The Government is consulting on an income insurance scheme for New Zealanders, including its detailed design. Developed jointly by a Working Group comprising Government Officials, Business New Zealand and the Council of Trade Unions, it follows a Budget 2021 pledge to consider such a scheme, particularly in light of the economic impacts of COVID. 

Key features of the scheme

  • The scheme will provide employees (and those in other working arrangements) with up to 80% of their previous income (capped at $130,911) for up to six months following loss of employment due to redundancy or loss of capacity to work due to a health condition or disability
  • Where an employee is made redundant, their employer will need to give four weeks’ notice and make a ‘bridging payment’ of 80% of the employee’s wages during the notice period. Payments under the scheme will begin after the end of the notice period.
  • Employees will be able to earn up to 20% of their previous income, without abatement of payments made under the scheme
  • The costs of the scheme will be funded by a 2.77% levy split equally between the employee and their employer (i.e. approximately 1.39% each).
  •  The levy will apply on income up to $130,911 and for employees will be collected through the PAYE system.  The employer levy will be collected by ACC which will also manage the scheme. The scheme would operate two funds to meets claims: one for loss of employment claims and the other for health and disability claims. 
  • To be eligible, employees will need to contribute for at least six months in the previous 18 months preceding a claim.
  • Claimants under the scheme will need to seek new employment, re-train or undertake rehabilitation and remain in New Zealand. 
  • Payments made under the scheme will not be subject to asset testing or reduced because of partner income. Payments will however be treated as a taxable income and may affect calculation of Government support that is income tested, such as Working for Families.


Feedback on the scheme is requested by 26 April. If a decision is made to proceed, the Government is proposing to introduce legislation in 2022, for the scheme to commence operating in 2023.

The case for reform and costs versus benefits

The scheme is based on the concept of “social insurance”, which a number of other OECD countries have adopted.

The discussion document notes that:

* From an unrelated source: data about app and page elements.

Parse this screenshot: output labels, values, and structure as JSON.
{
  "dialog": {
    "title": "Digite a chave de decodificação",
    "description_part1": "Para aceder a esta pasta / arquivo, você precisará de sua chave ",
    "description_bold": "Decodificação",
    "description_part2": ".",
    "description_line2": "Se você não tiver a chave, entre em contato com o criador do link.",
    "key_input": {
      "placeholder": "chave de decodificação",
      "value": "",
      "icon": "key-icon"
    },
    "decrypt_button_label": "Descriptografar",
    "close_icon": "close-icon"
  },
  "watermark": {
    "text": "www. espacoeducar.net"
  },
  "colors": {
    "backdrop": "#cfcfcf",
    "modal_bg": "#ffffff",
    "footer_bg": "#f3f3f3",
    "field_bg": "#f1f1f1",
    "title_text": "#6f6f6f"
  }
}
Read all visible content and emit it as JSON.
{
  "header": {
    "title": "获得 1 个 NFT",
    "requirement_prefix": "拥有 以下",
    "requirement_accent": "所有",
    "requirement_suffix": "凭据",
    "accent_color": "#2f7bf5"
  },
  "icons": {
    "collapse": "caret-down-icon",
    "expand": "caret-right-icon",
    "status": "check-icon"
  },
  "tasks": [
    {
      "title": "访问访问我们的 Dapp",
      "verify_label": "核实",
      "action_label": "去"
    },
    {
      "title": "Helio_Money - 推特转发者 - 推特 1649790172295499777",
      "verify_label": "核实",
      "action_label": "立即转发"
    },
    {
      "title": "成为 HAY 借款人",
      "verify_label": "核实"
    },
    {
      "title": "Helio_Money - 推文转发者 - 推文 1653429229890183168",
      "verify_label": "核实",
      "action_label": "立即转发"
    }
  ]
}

  • An estimated 115,000 people each year risk sudden falls in income, unemployment and long-term wage losses while around 20,000 people stop work due to health conditions or disability. The wage losses alone are estimated at over $15 billion annually.
  • New Zealand currently has limited support for displaced workers and those with health conditions or disabilities. For example, the welfare system provides only modest financial support as it aims to help meet essential living costs and alleviate poverty, and is not tied to previous income, so workers can face significant income drops following a job loss.
  • Income insurance would better “smooth incomes”, so people do not face abrupt falls in income and the associated financial and mental stresses due to loss of work. It could act as an “automatic stabiliser” for the New Zealand economy during an economic downturn by supporting incomes, expenditure, and Government tax revenue. Businesses can be expected to benefit, overall, from greater opportunities for displaced workers to retrain and upskill as well as sustaining consumer demand in recessions.
  • While there would be additional costs to employers and employees (estimated to be $3.54 billion annually from the levies), an income insurance scheme was preferred to other alternatives by the Working Group. 

Devil in the detail

The full discussion document is over 170 pages. Both it and a summary are available here.

For a reform of this magnitude (the discussion document notes that it would be the largest of its kind since the introduction of accident compensation in the 1970s), there are many matters of detail which will need to be carefully considered.

Views on the feasibility of the scheme, and support (or otherwise) for it, may well depend on some of these design features.

We strongly encourage clients to engage in the upcoming consultation process.